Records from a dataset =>

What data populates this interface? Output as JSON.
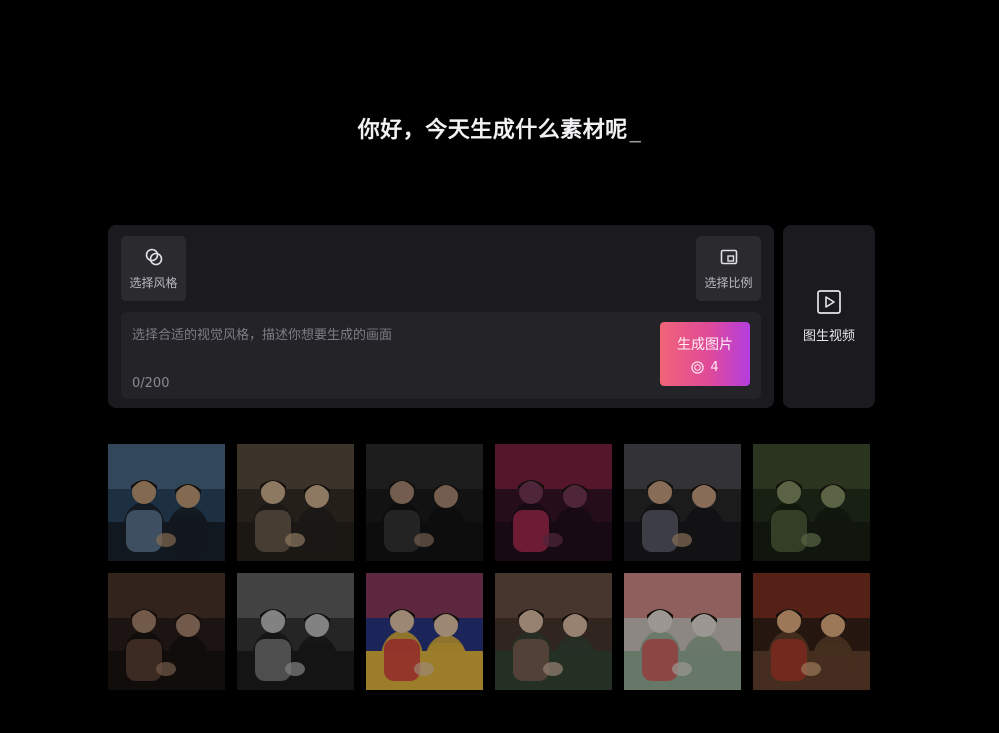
{
  "header": {
    "greeting": "你好，今天生成什么素材呢",
    "cursor": "_"
  },
  "prompt_card": {
    "style_button_label": "选择风格",
    "style_button_icon": "overlapping-circles-icon",
    "ratio_button_label": "选择比例",
    "ratio_button_icon": "aspect-ratio-icon",
    "input": {
      "placeholder": "选择合适的视觉风格，描述你想要生成的画面",
      "value": "",
      "counter": "0/200"
    },
    "generate_button": {
      "label": "生成图片",
      "cost": "4",
      "cost_icon": "coin-icon",
      "gradient": [
        "#f06478",
        "#e04a9a",
        "#b43de0"
      ]
    }
  },
  "video_card": {
    "label": "图生视频",
    "icon": "play-square-icon"
  },
  "gallery": {
    "rows": [
      [
        {
          "style": "photo-cafe-couple-cat",
          "palette": [
            "#2d4a66",
            "#6a8aa8",
            "#1d2530",
            "#c9a27a"
          ]
        },
        {
          "style": "photo-living-room-couple",
          "palette": [
            "#3a3028",
            "#7a6a58",
            "#2a2520",
            "#d9b896"
          ]
        },
        {
          "style": "photo-dark-portrait-couple",
          "palette": [
            "#1c1c1c",
            "#3c3c3c",
            "#141414",
            "#b09078"
          ]
        },
        {
          "style": "photo-neon-vr-couple",
          "palette": [
            "#3a1628",
            "#c0305a",
            "#241020",
            "#7a3a58"
          ]
        },
        {
          "style": "photo-sofa-couple-cat",
          "palette": [
            "#2c2a2a",
            "#6a6a78",
            "#1c1c20",
            "#d0a888"
          ]
        },
        {
          "style": "photo-green-tone-couple",
          "palette": [
            "#26321e",
            "#5a6a40",
            "#1a2214",
            "#8a9a6a"
          ]
        }
      ],
      [
        {
          "style": "photo-dim-room-couple",
          "palette": [
            "#2a201c",
            "#6a4a3c",
            "#1a1412",
            "#b08a72"
          ]
        },
        {
          "style": "photo-bw-couple-cat",
          "palette": [
            "#3a3a3a",
            "#8a8a8a",
            "#202020",
            "#c8c8c8"
          ]
        },
        {
          "style": "anime-retro-couple-sofa",
          "palette": [
            "#2a3a8a",
            "#e04040",
            "#f0c040",
            "#f0d0b0"
          ]
        },
        {
          "style": "anime-ghibli-couple",
          "palette": [
            "#4a3a30",
            "#8a6a58",
            "#3a4a3a",
            "#e8c8b0"
          ]
        },
        {
          "style": "anime-sketch-children-sofa",
          "palette": [
            "#d8d0c8",
            "#e06060",
            "#a0b8a0",
            "#f0e8e0"
          ]
        },
        {
          "style": "3d-cartoon-kids-sofa",
          "palette": [
            "#3a2418",
            "#c04030",
            "#6a4830",
            "#f0b888"
          ]
        }
      ]
    ]
  }
}
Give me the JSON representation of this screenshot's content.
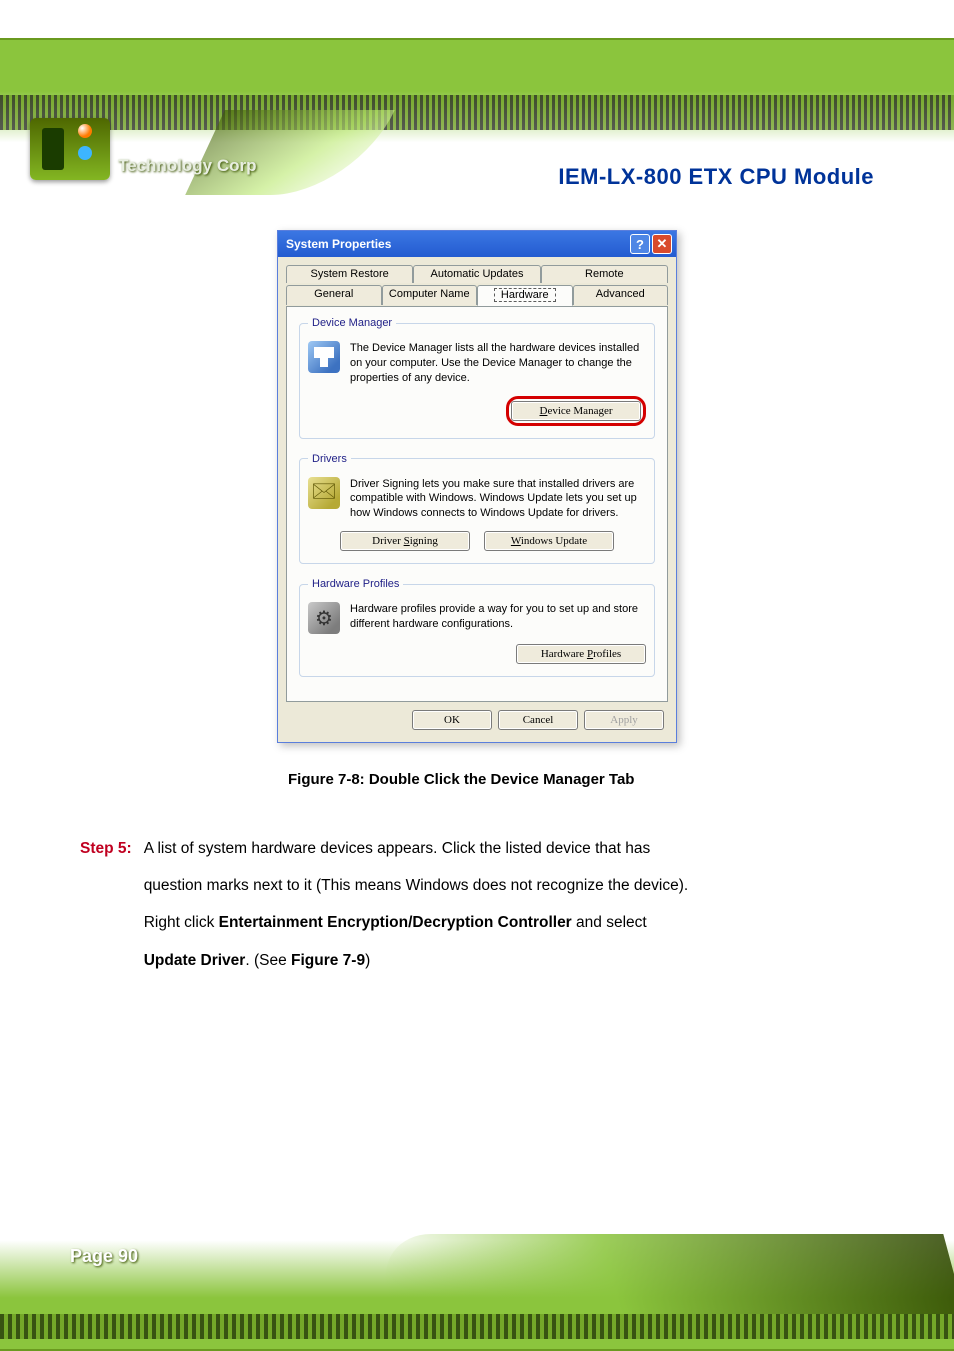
{
  "header": {
    "brand": "Technology Corp",
    "doc_title": "IEM-LX-800  ETX  CPU  Module"
  },
  "dialog": {
    "title": "System Properties",
    "tabs_back": [
      "System Restore",
      "Automatic Updates",
      "Remote"
    ],
    "tabs_front": [
      "General",
      "Computer Name",
      "Hardware",
      "Advanced"
    ],
    "active_tab": "Hardware",
    "sections": {
      "device_manager": {
        "legend": "Device Manager",
        "text": "The Device Manager lists all the hardware devices installed on your computer. Use the Device Manager to change the properties of any device.",
        "button": "Device Manager"
      },
      "drivers": {
        "legend": "Drivers",
        "text": "Driver Signing lets you make sure that installed drivers are compatible with Windows. Windows Update lets you set up how Windows connects to Windows Update for drivers.",
        "btn1": "Driver Signing",
        "btn2": "Windows Update"
      },
      "hw_profiles": {
        "legend": "Hardware Profiles",
        "text": "Hardware profiles provide a way for you to set up and store different hardware configurations.",
        "button": "Hardware Profiles"
      }
    },
    "footer": {
      "ok": "OK",
      "cancel": "Cancel",
      "apply": "Apply"
    }
  },
  "figure_caption": "Figure 7-8: Double Click the Device Manager Tab",
  "step": {
    "label": "Step 5:",
    "line1": "A list of system hardware devices appears. Click the listed device that has",
    "line2": "question marks next to it (This means Windows does not recognize the device).",
    "line3a": "Right click ",
    "line3b": "Entertainment Encryption/Decryption Controller",
    "line3c": " and select",
    "line4a": "Update Driver",
    "line4b": ". (See ",
    "line4c": "Figure 7-9",
    "line4d": ")"
  },
  "footer": {
    "page": "Page 90"
  }
}
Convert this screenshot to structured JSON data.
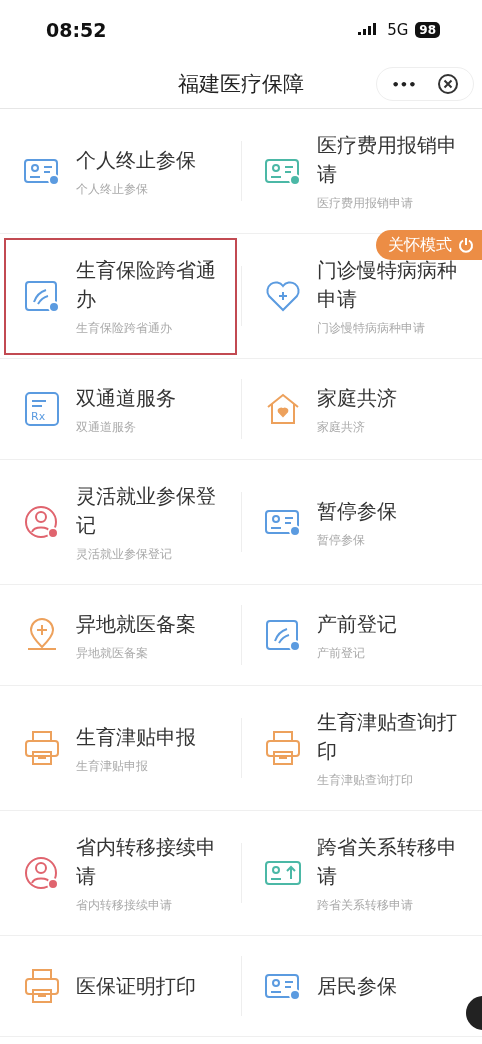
{
  "status_bar": {
    "time": "08:52",
    "network": "5G",
    "battery": "98"
  },
  "nav": {
    "title": "福建医疗保障",
    "more": "•••"
  },
  "care_mode": {
    "label": "关怀模式"
  },
  "services": [
    {
      "title": "个人终止参保",
      "subtitle": "个人终止参保",
      "kind": "card",
      "color": "#5b9be0",
      "highlighted": false
    },
    {
      "title": "医疗费用报销申请",
      "subtitle": "医疗费用报销申请",
      "kind": "card",
      "color": "#4bb8a6",
      "highlighted": false
    },
    {
      "title": "生育保险跨省通办",
      "subtitle": "生育保险跨省通办",
      "kind": "hand",
      "color": "#5b9be0",
      "highlighted": true
    },
    {
      "title": "门诊慢特病病种申请",
      "subtitle": "门诊慢特病病种申请",
      "kind": "heart",
      "color": "#5b9be0",
      "highlighted": false
    },
    {
      "title": "双通道服务",
      "subtitle": "双通道服务",
      "kind": "rx",
      "icon_label": "Rx",
      "color": "#5b9be0",
      "highlighted": false
    },
    {
      "title": "家庭共济",
      "subtitle": "家庭共济",
      "kind": "house",
      "color": "#eda15c",
      "highlighted": false
    },
    {
      "title": "灵活就业参保登记",
      "subtitle": "灵活就业参保登记",
      "kind": "person",
      "color": "#e0646e",
      "highlighted": false
    },
    {
      "title": "暂停参保",
      "subtitle": "暂停参保",
      "kind": "card",
      "color": "#5b9be0",
      "highlighted": false
    },
    {
      "title": "异地就医备案",
      "subtitle": "异地就医备案",
      "kind": "pin",
      "color": "#eda15c",
      "highlighted": false
    },
    {
      "title": "产前登记",
      "subtitle": "产前登记",
      "kind": "hand",
      "color": "#5b9be0",
      "highlighted": false
    },
    {
      "title": "生育津贴申报",
      "subtitle": "生育津贴申报",
      "kind": "printer",
      "color": "#eda15c",
      "highlighted": false
    },
    {
      "title": "生育津贴查询打印",
      "subtitle": "生育津贴查询打印",
      "kind": "printer",
      "color": "#eda15c",
      "highlighted": false
    },
    {
      "title": "省内转移接续申请",
      "subtitle": "省内转移接续申请",
      "kind": "person",
      "color": "#e0646e",
      "highlighted": false
    },
    {
      "title": "跨省关系转移申请",
      "subtitle": "跨省关系转移申请",
      "kind": "upload",
      "color": "#4bb8a6",
      "highlighted": false
    },
    {
      "title": "医保证明打印",
      "kind": "printer",
      "color": "#eda15c",
      "highlighted": false
    },
    {
      "title": "居民参保",
      "kind": "card",
      "color": "#5b9be0",
      "highlighted": false
    }
  ]
}
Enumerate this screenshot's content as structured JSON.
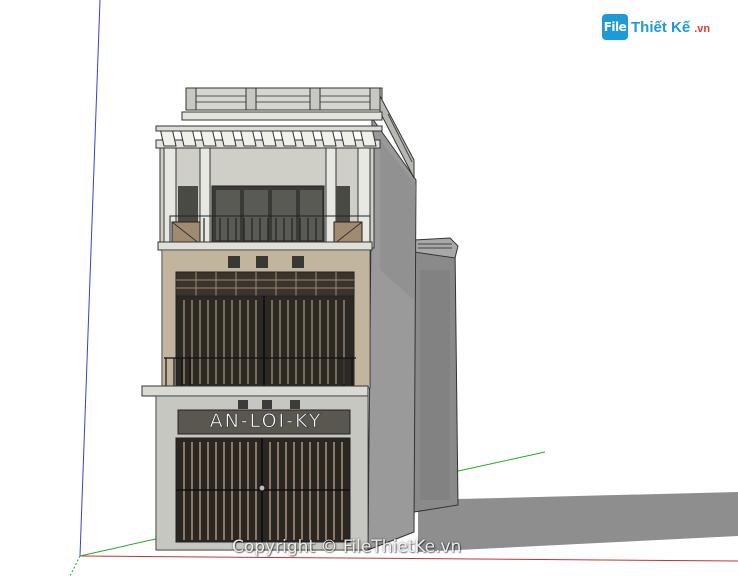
{
  "logo": {
    "icon_text": "File",
    "name": "Thiết Kế",
    "domain": ".vn"
  },
  "facade": {
    "sign_text": "AN-LOI-KY"
  },
  "watermark": {
    "text": "Copyright © FileThietKe.vn"
  },
  "colors": {
    "brand_blue": "#1e9ad6",
    "brand_red": "#e23a2b",
    "axis_red": "#c83232",
    "axis_green": "#22aa22",
    "axis_blue": "#3344cc",
    "shadow": "#8e8e8e"
  }
}
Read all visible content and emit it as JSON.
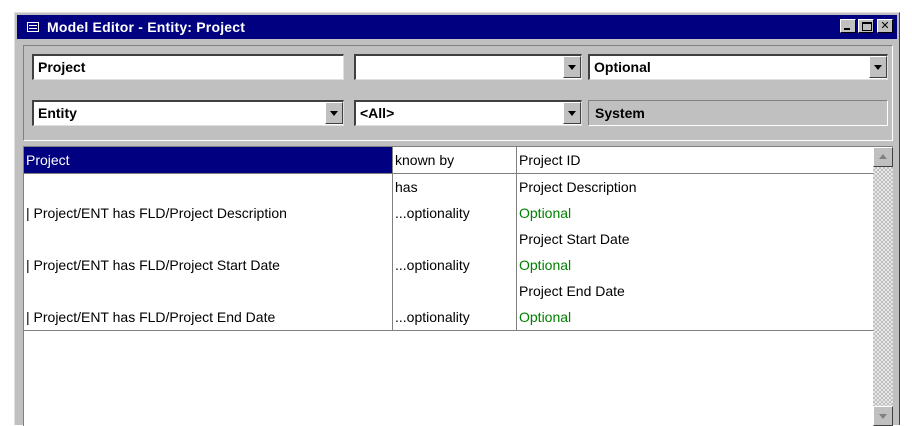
{
  "window": {
    "title": "Model Editor - Entity: Project",
    "icon": "table-window-icon",
    "controls": [
      "minimize",
      "maximize",
      "close"
    ],
    "close_glyph": "✕"
  },
  "header": {
    "name_value": "Project",
    "middle_top_value": "",
    "optionality_value": "Optional",
    "type_value": "Entity",
    "filter_value": "<All>",
    "system_label": "System"
  },
  "grid": {
    "rows": [
      {
        "c1": "Project",
        "c2": "known by",
        "c3": "Project ID",
        "selected": true
      },
      {
        "c1": "",
        "c2": "has",
        "c3": "Project Description"
      },
      {
        "c1": "| Project/ENT has FLD/Project Description",
        "c2": "...optionality",
        "c3": "Optional",
        "c3_green": true
      },
      {
        "c1": "",
        "c2": "",
        "c3": "Project Start Date"
      },
      {
        "c1": "| Project/ENT has FLD/Project Start Date",
        "c2": "...optionality",
        "c3": "Optional",
        "c3_green": true
      },
      {
        "c1": "",
        "c2": "",
        "c3": "Project End Date"
      },
      {
        "c1": "| Project/ENT has FLD/Project End Date",
        "c2": "...optionality",
        "c3": "Optional",
        "c3_green": true
      }
    ]
  },
  "colors": {
    "title_bar": "#000080",
    "selection": "#000080",
    "optional_text": "#008000",
    "face": "#c0c0c0"
  }
}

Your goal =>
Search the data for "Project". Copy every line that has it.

Exercise result =>
    "title": "Model Editor - Entity: Project",
    "name_value": "Project",
        "c1": "Project",
        "c3": "Project ID",
        "c3": "Project Description"
        "c1": "| Project/ENT has FLD/Project Description",
        "c3": "Project Start Date"
        "c1": "| Project/ENT has FLD/Project Start Date",
        "c3": "Project End Date"
        "c1": "| Project/ENT has FLD/Project End Date",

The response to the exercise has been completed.